BEGIN Provided data
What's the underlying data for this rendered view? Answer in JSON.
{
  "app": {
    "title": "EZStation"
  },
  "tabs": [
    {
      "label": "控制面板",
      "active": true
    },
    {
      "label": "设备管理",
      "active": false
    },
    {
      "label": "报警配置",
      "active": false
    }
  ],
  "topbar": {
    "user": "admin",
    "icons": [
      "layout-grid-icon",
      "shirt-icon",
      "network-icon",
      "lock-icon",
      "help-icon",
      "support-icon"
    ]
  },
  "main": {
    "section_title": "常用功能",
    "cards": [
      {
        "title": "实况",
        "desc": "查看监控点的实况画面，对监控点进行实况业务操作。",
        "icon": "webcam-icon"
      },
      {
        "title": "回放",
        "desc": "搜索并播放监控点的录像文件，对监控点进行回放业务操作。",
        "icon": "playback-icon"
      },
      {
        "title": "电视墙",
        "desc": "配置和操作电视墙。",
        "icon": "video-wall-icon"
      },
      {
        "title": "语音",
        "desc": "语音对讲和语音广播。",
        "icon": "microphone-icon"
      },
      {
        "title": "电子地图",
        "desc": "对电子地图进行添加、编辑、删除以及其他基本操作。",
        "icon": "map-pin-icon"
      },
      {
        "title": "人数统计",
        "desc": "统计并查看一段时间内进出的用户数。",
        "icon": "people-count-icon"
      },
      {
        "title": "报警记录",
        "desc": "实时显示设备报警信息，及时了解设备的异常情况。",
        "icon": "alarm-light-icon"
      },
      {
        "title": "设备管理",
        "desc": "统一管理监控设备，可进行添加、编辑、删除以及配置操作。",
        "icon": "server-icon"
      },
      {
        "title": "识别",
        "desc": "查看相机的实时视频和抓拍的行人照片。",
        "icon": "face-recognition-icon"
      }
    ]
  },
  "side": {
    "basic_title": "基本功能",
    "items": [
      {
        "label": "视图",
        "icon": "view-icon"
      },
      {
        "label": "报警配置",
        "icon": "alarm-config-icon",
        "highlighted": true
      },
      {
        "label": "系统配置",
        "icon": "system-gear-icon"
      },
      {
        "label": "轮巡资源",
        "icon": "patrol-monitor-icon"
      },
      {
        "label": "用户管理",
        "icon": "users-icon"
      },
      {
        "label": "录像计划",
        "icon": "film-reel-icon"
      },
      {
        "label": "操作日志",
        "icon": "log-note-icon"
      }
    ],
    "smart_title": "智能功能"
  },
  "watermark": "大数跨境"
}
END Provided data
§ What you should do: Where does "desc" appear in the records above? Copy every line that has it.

§ Written solution:
        "desc": "查看监控点的实况画面，对监控点进行实况业务操作。",
        "desc": "搜索并播放监控点的录像文件，对监控点进行回放业务操作。",
        "desc": "配置和操作电视墙。",
        "desc": "语音对讲和语音广播。",
        "desc": "对电子地图进行添加、编辑、删除以及其他基本操作。",
        "desc": "统计并查看一段时间内进出的用户数。",
        "desc": "实时显示设备报警信息，及时了解设备的异常情况。",
        "desc": "统一管理监控设备，可进行添加、编辑、删除以及配置操作。",
        "desc": "查看相机的实时视频和抓拍的行人照片。",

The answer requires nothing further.